(Website and app data records)
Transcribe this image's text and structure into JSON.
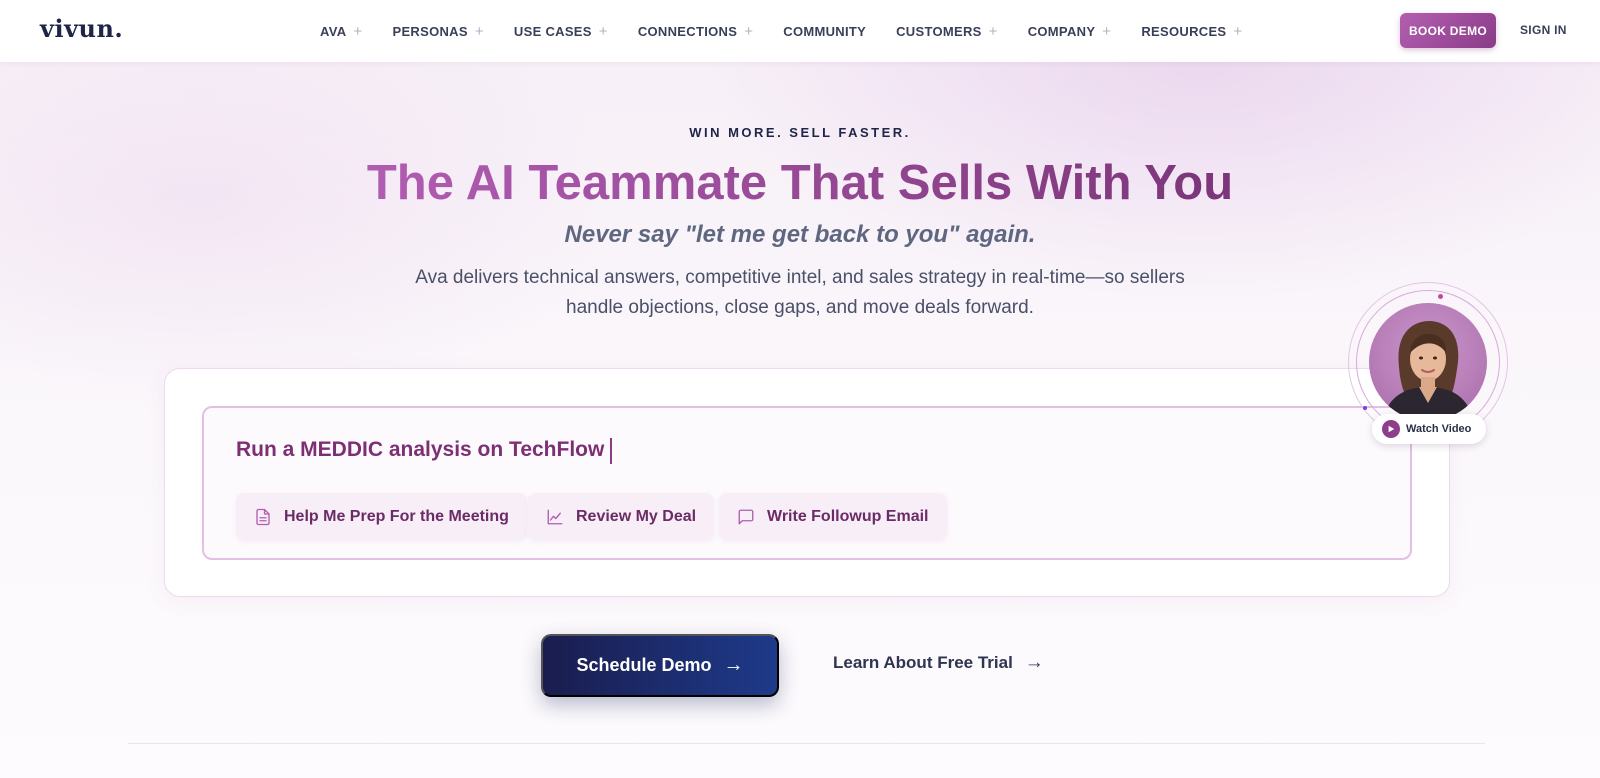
{
  "brand": {
    "logo": "vivun."
  },
  "nav": {
    "items": [
      {
        "label": "AVA",
        "expand": "+"
      },
      {
        "label": "PERSONAS",
        "expand": "+"
      },
      {
        "label": "USE CASES",
        "expand": "+"
      },
      {
        "label": "CONNECTIONS",
        "expand": "+"
      },
      {
        "label": "COMMUNITY",
        "expand": ""
      },
      {
        "label": "CUSTOMERS",
        "expand": "+"
      },
      {
        "label": "COMPANY",
        "expand": "+"
      },
      {
        "label": "RESOURCES",
        "expand": "+"
      }
    ],
    "book_demo": "BOOK DEMO",
    "sign_in": "SIGN IN"
  },
  "hero": {
    "eyebrow": "WIN MORE. SELL FASTER.",
    "headline": "The AI Teammate That Sells With You",
    "subhead": "Never say \"let me get back to you\" again.",
    "description": "Ava delivers technical answers, competitive intel, and sales strategy in real-time—so sellers handle objections, close gaps, and move deals forward."
  },
  "prompt": {
    "text": "Run a MEDDIC analysis on TechFlow",
    "chips": [
      {
        "label": "Help Me Prep For the Meeting",
        "icon": "document-icon"
      },
      {
        "label": "Review My Deal",
        "icon": "chart-line-icon"
      },
      {
        "label": "Write Followup Email",
        "icon": "chat-bubble-icon"
      }
    ]
  },
  "video": {
    "label": "Watch Video"
  },
  "cta": {
    "schedule_demo": "Schedule Demo",
    "free_trial": "Learn About Free Trial"
  },
  "colors": {
    "accent": "#9b4a98",
    "navy": "#1a1d4e",
    "text": "#2b2f45"
  }
}
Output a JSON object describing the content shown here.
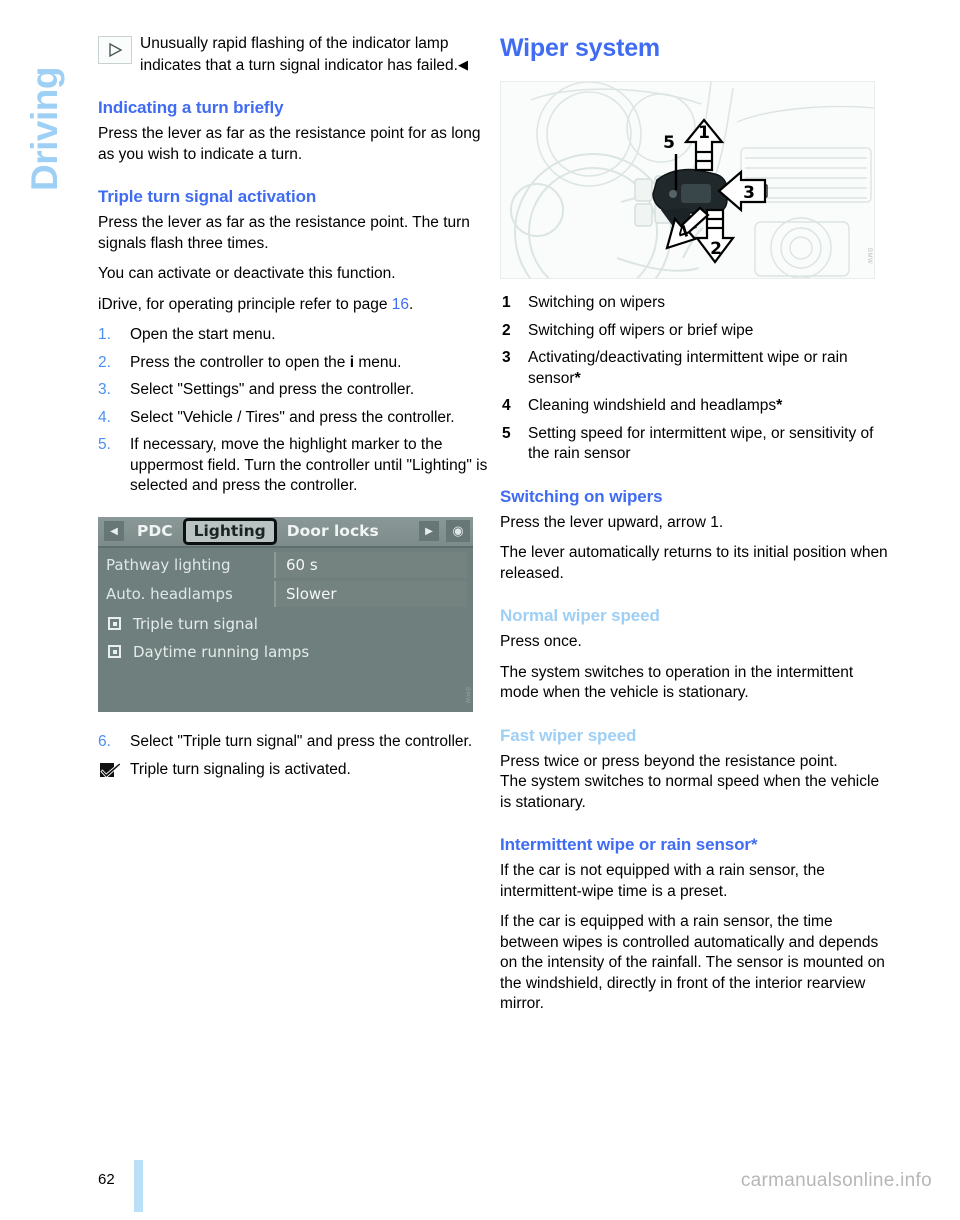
{
  "section_tab": {
    "label": "Driving"
  },
  "left_column": {
    "note": {
      "icon": "turn-signal-indicator-icon",
      "text": "Unusually rapid flashing of the indicator lamp indicates that a turn signal indicator has failed.",
      "end_mark": "◀"
    },
    "heading_indicating": "Indicating a turn briefly",
    "para_indicating": "Press the lever as far as the resistance point for as long as you wish to indicate a turn.",
    "heading_triple": "Triple turn signal activation",
    "para_triple_1": "Press the lever as far as the resistance point. The turn signals flash three times.",
    "para_triple_2": "You can activate or deactivate this function.",
    "para_idrive_prefix": "iDrive, for operating principle refer to page ",
    "para_idrive_page": "16",
    "para_idrive_suffix": ".",
    "steps": [
      {
        "num": "1.",
        "text": "Open the start menu."
      },
      {
        "num": "2.",
        "text_before": "Press the controller to open the ",
        "icon": "info-i-icon",
        "text_after": " menu."
      },
      {
        "num": "3.",
        "text": "Select \"Settings\" and press the controller."
      },
      {
        "num": "4.",
        "text": "Select \"Vehicle / Tires\" and press the controller."
      },
      {
        "num": "5.",
        "text": "If necessary, move the highlight marker to the uppermost field. Turn the controller until \"Lighting\" is selected and press the controller."
      }
    ],
    "idrive_screen": {
      "tabs": {
        "left_arrow": "◀",
        "previous": "PDC",
        "selected": "Lighting",
        "next": "Door locks",
        "right_arrow": "▶",
        "brightness_icon": "brightness-adjust-icon"
      },
      "rows": [
        {
          "label": "Pathway lighting",
          "value": "60 s"
        },
        {
          "label": "Auto. headlamps",
          "value": "Slower"
        }
      ],
      "checkboxes": [
        {
          "label": "Triple turn signal",
          "checked": false
        },
        {
          "label": "Daytime running lamps",
          "checked": false
        }
      ]
    },
    "step_6": {
      "num": "6.",
      "text": "Select \"Triple turn signal\" and press the controller."
    },
    "result": {
      "icon": "checked-box-icon",
      "text": "Triple turn signaling is activated."
    }
  },
  "right_column": {
    "title": "Wiper system",
    "illustration": {
      "name": "wiper-stalk-illustration",
      "callouts": [
        "1",
        "2",
        "3",
        "4",
        "5"
      ]
    },
    "legend": [
      {
        "num": "1",
        "text": "Switching on wipers",
        "star": ""
      },
      {
        "num": "2",
        "text": "Switching off wipers or brief wipe",
        "star": ""
      },
      {
        "num": "3",
        "text": "Activating/deactivating intermittent wipe or rain sensor",
        "star": "*"
      },
      {
        "num": "4",
        "text": "Cleaning windshield and headlamps",
        "star": "*"
      },
      {
        "num": "5",
        "text": "Setting speed for intermittent wipe, or sensitivity of the rain sensor",
        "star": ""
      }
    ],
    "heading_switching": "Switching on wipers",
    "para_switching_1": "Press the lever upward, arrow 1.",
    "para_switching_2": "The lever automatically returns to its initial position when released.",
    "heading_normal": "Normal wiper speed",
    "para_normal_1": "Press once.",
    "para_normal_2": "The system switches to operation in the intermittent mode when the vehicle is stationary.",
    "heading_fast": "Fast wiper speed",
    "para_fast_1": "Press twice or press beyond the resistance point.",
    "para_fast_2": "The system switches to normal speed when the vehicle is stationary.",
    "heading_intermittent": "Intermittent wipe or rain sensor*",
    "para_intermittent_1": "If the car is not equipped with a rain sensor, the intermittent-wipe time is a preset.",
    "para_intermittent_2": "If the car is equipped with a rain sensor, the time between wipes is controlled automatically and depends on the intensity of the rainfall. The sensor is mounted on the windshield, directly in front of the interior rearview mirror."
  },
  "footer": {
    "page_number": "62",
    "watermark": "carmanualsonline.info"
  },
  "colors": {
    "heading_blue": "#3f6cf2",
    "subheading_blue": "#9ecff5",
    "page_ref_blue": "#4c8ff0",
    "folio_bar": "#b9e0f7"
  }
}
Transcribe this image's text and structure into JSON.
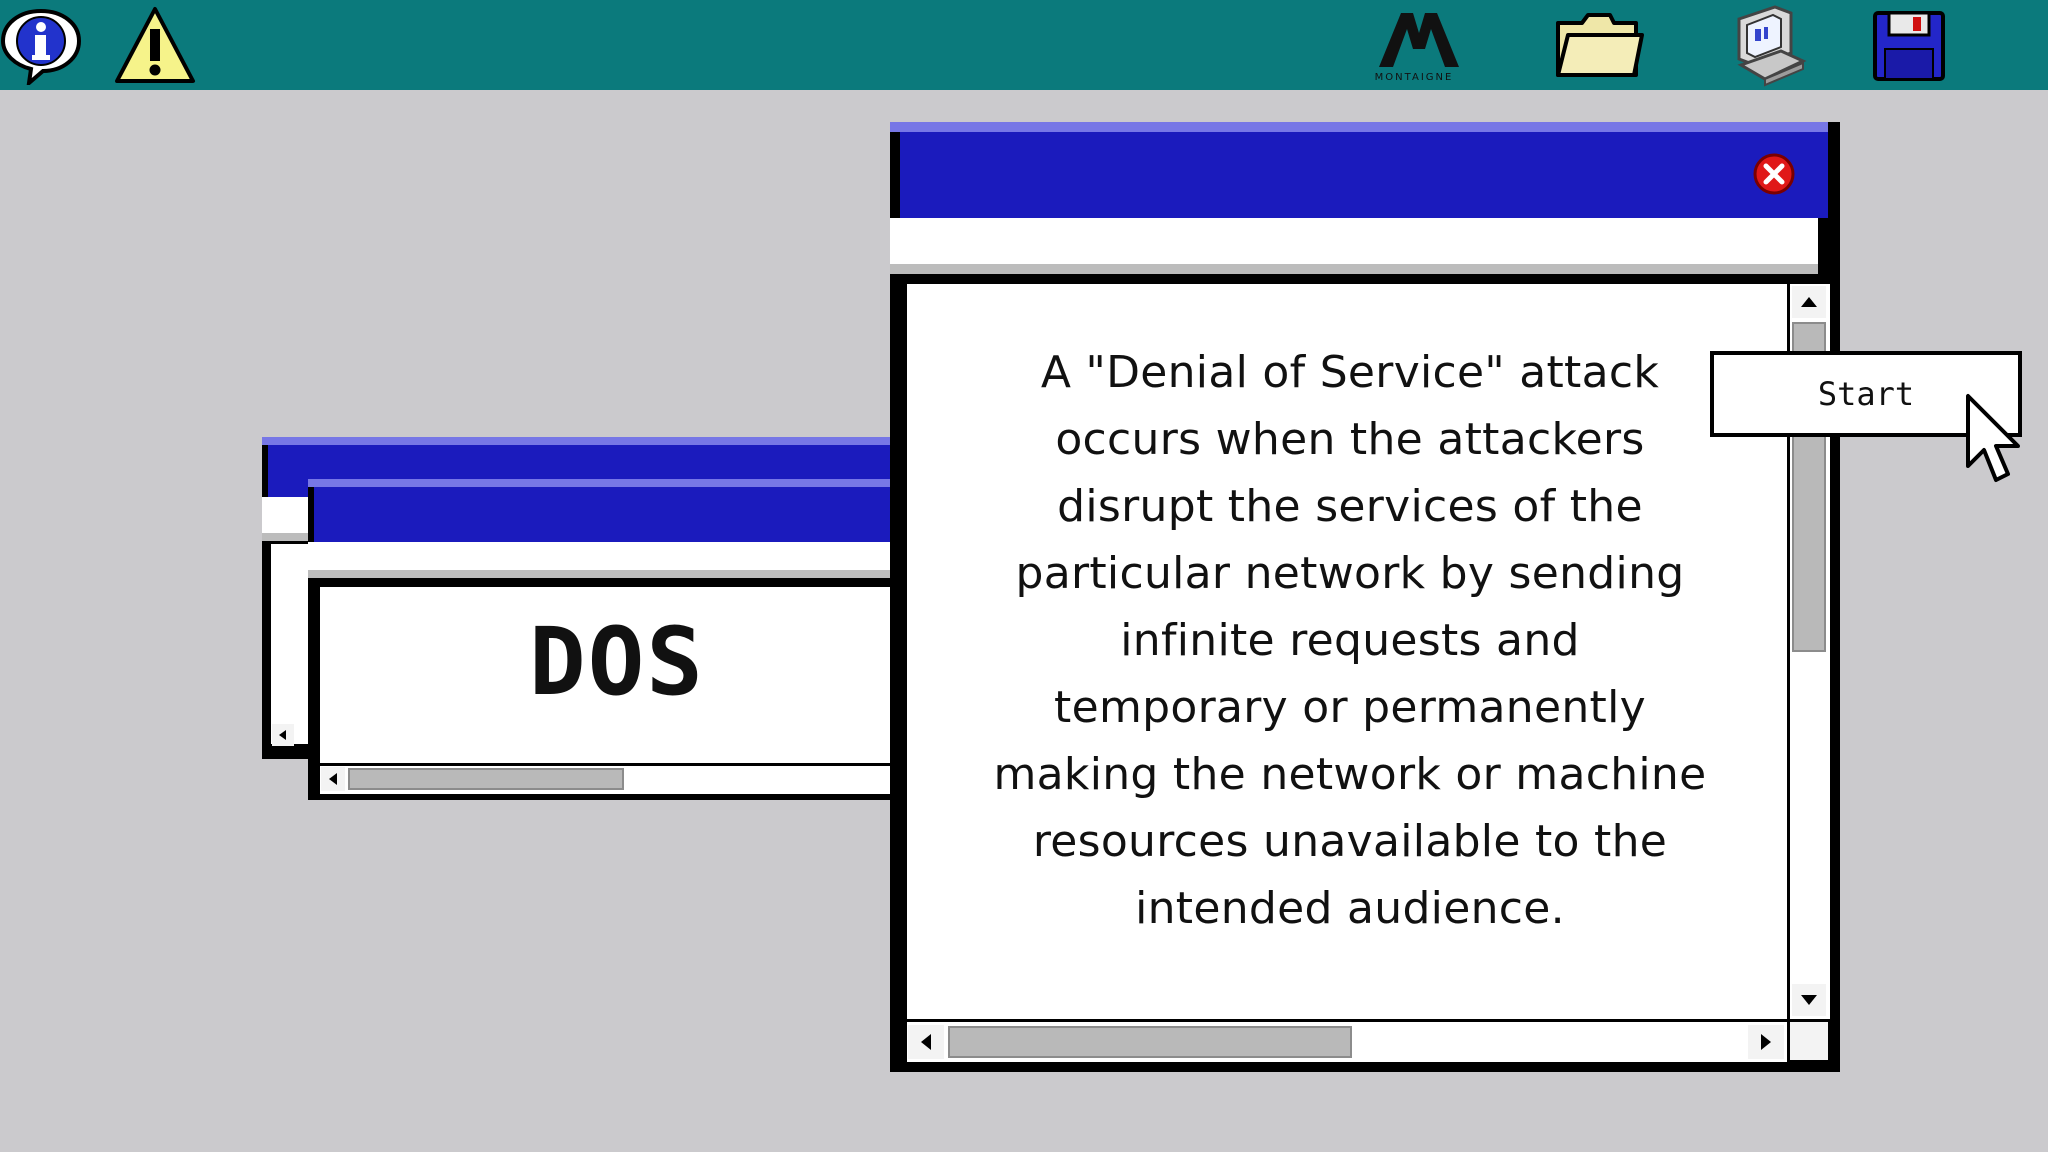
{
  "topbar": {
    "icons": [
      {
        "name": "info-icon"
      },
      {
        "name": "warning-icon"
      },
      {
        "name": "montaigne-logo",
        "brand_text": "MONTAIGNE"
      },
      {
        "name": "folder-icon"
      },
      {
        "name": "computer-icon"
      },
      {
        "name": "floppy-disk-icon"
      }
    ]
  },
  "main_window": {
    "body_lines": [
      "A \"Denial of Service\" attack",
      "occurs when the attackers",
      "disrupt the services of the",
      "particular network by sending",
      "infinite requests and",
      "temporary or permanently",
      "making the network or machine",
      "resources unavailable to the",
      "intended audience."
    ],
    "close_icon": "close-icon"
  },
  "dos_window": {
    "title_text": "DOS"
  },
  "start_button": {
    "label": "Start"
  },
  "colors": {
    "desktop": "#cbcacd",
    "topbar": "#0b7a7c",
    "titlebar": "#1b1bbd",
    "close_red": "#e01818"
  }
}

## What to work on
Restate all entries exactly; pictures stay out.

## Written reply
Transcribe this image's text and structure into JSON.
{
  "brand": {
    "logo": "vivun."
  },
  "nav": {
    "items": [
      {
        "label": "AVA",
        "expand": "+"
      },
      {
        "label": "PERSONAS",
        "expand": "+"
      },
      {
        "label": "USE CASES",
        "expand": "+"
      },
      {
        "label": "CONNECTIONS",
        "expand": "+"
      },
      {
        "label": "COMMUNITY",
        "expand": ""
      },
      {
        "label": "CUSTOMERS",
        "expand": "+"
      },
      {
        "label": "COMPANY",
        "expand": "+"
      },
      {
        "label": "RESOURCES",
        "expand": "+"
      }
    ],
    "book_demo": "BOOK DEMO",
    "sign_in": "SIGN IN"
  },
  "hero": {
    "eyebrow": "WIN MORE. SELL FASTER.",
    "headline": "The AI Teammate That Sells With You",
    "subhead": "Never say \"let me get back to you\" again.",
    "description": "Ava delivers technical answers, competitive intel, and sales strategy in real-time—so sellers handle objections, close gaps, and move deals forward."
  },
  "prompt": {
    "text": "Run a MEDDIC analysis on TechFlow",
    "chips": [
      {
        "label": "Help Me Prep For the Meeting",
        "icon": "document-icon"
      },
      {
        "label": "Review My Deal",
        "icon": "chart-line-icon"
      },
      {
        "label": "Write Followup Email",
        "icon": "chat-bubble-icon"
      }
    ]
  },
  "video": {
    "label": "Watch Video"
  },
  "cta": {
    "schedule_demo": "Schedule Demo",
    "free_trial": "Learn About Free Trial"
  },
  "colors": {
    "accent": "#9b4a98",
    "navy": "#1a1d4e",
    "text": "#2b2f45"
  }
}
Output a JSON object describing the content shown here.
{
  "section_tab": {
    "label": "Driving"
  },
  "left_column": {
    "note": {
      "icon": "turn-signal-indicator-icon",
      "text": "Unusually rapid flashing of the indicator lamp indicates that a turn signal indicator has failed.",
      "end_mark": "◀"
    },
    "heading_indicating": "Indicating a turn briefly",
    "para_indicating": "Press the lever as far as the resistance point for as long as you wish to indicate a turn.",
    "heading_triple": "Triple turn signal activation",
    "para_triple_1": "Press the lever as far as the resistance point. The turn signals flash three times.",
    "para_triple_2": "You can activate or deactivate this function.",
    "para_idrive_prefix": "iDrive, for operating principle refer to page ",
    "para_idrive_page": "16",
    "para_idrive_suffix": ".",
    "steps": [
      {
        "num": "1.",
        "text": "Open the start menu."
      },
      {
        "num": "2.",
        "text_before": "Press the controller to open the ",
        "icon": "info-i-icon",
        "text_after": " menu."
      },
      {
        "num": "3.",
        "text": "Select \"Settings\" and press the controller."
      },
      {
        "num": "4.",
        "text": "Select \"Vehicle / Tires\" and press the controller."
      },
      {
        "num": "5.",
        "text": "If necessary, move the highlight marker to the uppermost field. Turn the controller until \"Lighting\" is selected and press the controller."
      }
    ],
    "idrive_screen": {
      "tabs": {
        "left_arrow": "◀",
        "previous": "PDC",
        "selected": "Lighting",
        "next": "Door locks",
        "right_arrow": "▶",
        "brightness_icon": "brightness-adjust-icon"
      },
      "rows": [
        {
          "label": "Pathway lighting",
          "value": "60 s"
        },
        {
          "label": "Auto. headlamps",
          "value": "Slower"
        }
      ],
      "checkboxes": [
        {
          "label": "Triple turn signal",
          "checked": false
        },
        {
          "label": "Daytime running lamps",
          "checked": false
        }
      ]
    },
    "step_6": {
      "num": "6.",
      "text": "Select \"Triple turn signal\" and press the controller."
    },
    "result": {
      "icon": "checked-box-icon",
      "text": "Triple turn signaling is activated."
    }
  },
  "right_column": {
    "title": "Wiper system",
    "illustration": {
      "name": "wiper-stalk-illustration",
      "callouts": [
        "1",
        "2",
        "3",
        "4",
        "5"
      ]
    },
    "legend": [
      {
        "num": "1",
        "text": "Switching on wipers",
        "star": ""
      },
      {
        "num": "2",
        "text": "Switching off wipers or brief wipe",
        "star": ""
      },
      {
        "num": "3",
        "text": "Activating/deactivating intermittent wipe or rain sensor",
        "star": "*"
      },
      {
        "num": "4",
        "text": "Cleaning windshield and headlamps",
        "star": "*"
      },
      {
        "num": "5",
        "text": "Setting speed for intermittent wipe, or sensitivity of the rain sensor",
        "star": ""
      }
    ],
    "heading_switching": "Switching on wipers",
    "para_switching_1": "Press the lever upward, arrow 1.",
    "para_switching_2": "The lever automatically returns to its initial position when released.",
    "heading_normal": "Normal wiper speed",
    "para_normal_1": "Press once.",
    "para_normal_2": "The system switches to operation in the intermittent mode when the vehicle is stationary.",
    "heading_fast": "Fast wiper speed",
    "para_fast_1": "Press twice or press beyond the resistance point.",
    "para_fast_2": "The system switches to normal speed when the vehicle is stationary.",
    "heading_intermittent": "Intermittent wipe or rain sensor*",
    "para_intermittent_1": "If the car is not equipped with a rain sensor, the intermittent-wipe time is a preset.",
    "para_intermittent_2": "If the car is equipped with a rain sensor, the time between wipes is controlled automatically and depends on the intensity of the rainfall. The sensor is mounted on the windshield, directly in front of the interior rearview mirror."
  },
  "footer": {
    "page_number": "62",
    "watermark": "carmanualsonline.info"
  },
  "colors": {
    "heading_blue": "#3f6cf2",
    "subheading_blue": "#9ecff5",
    "page_ref_blue": "#4c8ff0",
    "folio_bar": "#b9e0f7"
  }
}
Transcribe this image's text and structure into JSON.
{
  "topbar": {
    "icons": [
      {
        "name": "info-icon"
      },
      {
        "name": "warning-icon"
      },
      {
        "name": "montaigne-logo",
        "brand_text": "MONTAIGNE"
      },
      {
        "name": "folder-icon"
      },
      {
        "name": "computer-icon"
      },
      {
        "name": "floppy-disk-icon"
      }
    ]
  },
  "main_window": {
    "body_lines": [
      "A \"Denial of Service\" attack",
      "occurs when the attackers",
      "disrupt the services of the",
      "particular network by sending",
      "infinite requests and",
      "temporary or permanently",
      "making the network or machine",
      "resources unavailable to the",
      "intended audience."
    ],
    "close_icon": "close-icon"
  },
  "dos_window": {
    "title_text": "DOS"
  },
  "start_button": {
    "label": "Start"
  },
  "colors": {
    "desktop": "#cbcacd",
    "topbar": "#0b7a7c",
    "titlebar": "#1b1bbd",
    "close_red": "#e01818"
  }
}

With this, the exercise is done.